# Using SectorLISP for Project Euler

I'm trying to write code in 100 different programming languages. Day (ahem) 2: **SectorLISP**!

# SectorLISP

Ever since discovering SectorLISP (a minimal Lisp that fits in a boot sector), I've wanted to give it a spin. And it did not disappoint! It was both beautiful and painful.

## Notes

Things I missed while using SectorLISP:

- Tail call optimization
- Mutation
- Integers
- Iteration
`LET`

Mercifully, I was using the "friendly" branch of SectorLISP, which at least included an obvious and idiomatic way to implement recursion via `DEFINE`

.

Now, obviously, **the list above is not meant as a complaint**. SectorLISP is a *minimal* Lisp, so I was expecting for it to support only the bare minimum. **Rolling your own integer representation and using recursion for iteration are part of the fun!**

Having said that, there was one unpleasant surprise: because SectorLISP was designed to run on ancient hardware, **it has a miniscule memory budget** (correction: the PC BIOS *always* starts executing the boot sector in 16-bit mode, so this limit is "natural"). There is only space for (I think) *at most* 8,192 cons cells. Without tail call optimization and iteration, several of my attempts at printing decimal numbers ran out of memory.

It took several attempts, but I eventually found that using unary encoding for numbers (i.e. "n" is encoded as a list of length "n"; for example `(QUOTE (T T T))`

is the number 3) resulted in the simplest code with the least consing--but only when the numbers are small! For larger numbers, I saved space using 32-bit binary (two's complement) with the least significant bit first.

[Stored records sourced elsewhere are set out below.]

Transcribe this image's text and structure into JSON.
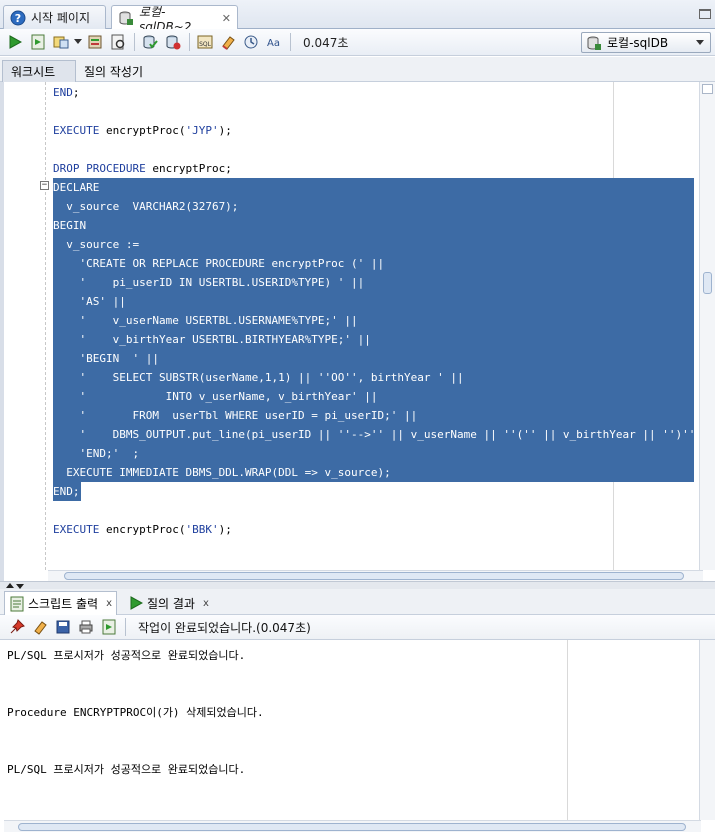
{
  "doc_tabs": [
    {
      "label": "시작 페이지",
      "icon": "help-circle-icon"
    },
    {
      "label": "로컬-sqlDB~2",
      "icon": "sql-worksheet-icon"
    }
  ],
  "toolbar": {
    "elapsed": "0.047초",
    "connection": "로컬-sqlDB",
    "buttons": [
      "run-statement",
      "run-script",
      "commit",
      "rollback",
      "explain-plan",
      "autotrace",
      "sql-tuning",
      "clear",
      "history",
      "format"
    ]
  },
  "subtabs": [
    "워크시트",
    "질의 작성기"
  ],
  "editor": {
    "lines": [
      {
        "text": "END;"
      },
      {
        "text": ""
      },
      {
        "text": "EXECUTE encryptProc('JYP');"
      },
      {
        "text": ""
      },
      {
        "text": "DROP PROCEDURE encryptProc;"
      },
      {
        "text": "DECLARE"
      },
      {
        "text": "  v_source  VARCHAR2(32767);"
      },
      {
        "text": "BEGIN"
      },
      {
        "text": "  v_source :="
      },
      {
        "text": "    'CREATE OR REPLACE PROCEDURE encryptProc (' ||"
      },
      {
        "text": "    '    pi_userID IN USERTBL.USERID%TYPE) ' ||"
      },
      {
        "text": "    'AS' ||"
      },
      {
        "text": "    '    v_userName USERTBL.USERNAME%TYPE;' ||"
      },
      {
        "text": "    '    v_birthYear USERTBL.BIRTHYEAR%TYPE;' ||"
      },
      {
        "text": "    'BEGIN  ' ||"
      },
      {
        "text": "    '    SELECT SUBSTR(userName,1,1) || ''OO'', birthYear ' ||"
      },
      {
        "text": "    '            INTO v_userName, v_birthYear' ||"
      },
      {
        "text": "    '       FROM  userTbl WHERE userID = pi_userID;' ||"
      },
      {
        "text": "    '    DBMS_OUTPUT.put_line(pi_userID || ''-->'' || v_userName || ''('' || v_birthYear || '')'');' ||"
      },
      {
        "text": "    'END;'  ;"
      },
      {
        "text": "  EXECUTE IMMEDIATE DBMS_DDL.WRAP(DDL => v_source);"
      },
      {
        "text": "END;"
      },
      {
        "text": ""
      },
      {
        "text": "EXECUTE encryptProc('BBK');"
      }
    ]
  },
  "output_tabs": [
    {
      "label": "스크립트 출력",
      "icon": "script-output-icon",
      "close": "x"
    },
    {
      "label": "질의 결과",
      "icon": "run-icon",
      "close": "x"
    }
  ],
  "output_toolbar": {
    "status": "작업이 완료되었습니다.(0.047초)"
  },
  "output": {
    "lines": [
      "PL/SQL 프로시저가 성공적으로 완료되었습니다.",
      "Procedure ENCRYPTPROC이(가) 삭제되었습니다.",
      "PL/SQL 프로시저가 성공적으로 완료되었습니다."
    ]
  },
  "colors": {
    "selection": "#3d6ba5",
    "keyword": "#1f3f9e"
  }
}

## Links

- Solution (tested using the simulator on the SectorLISP v2 page)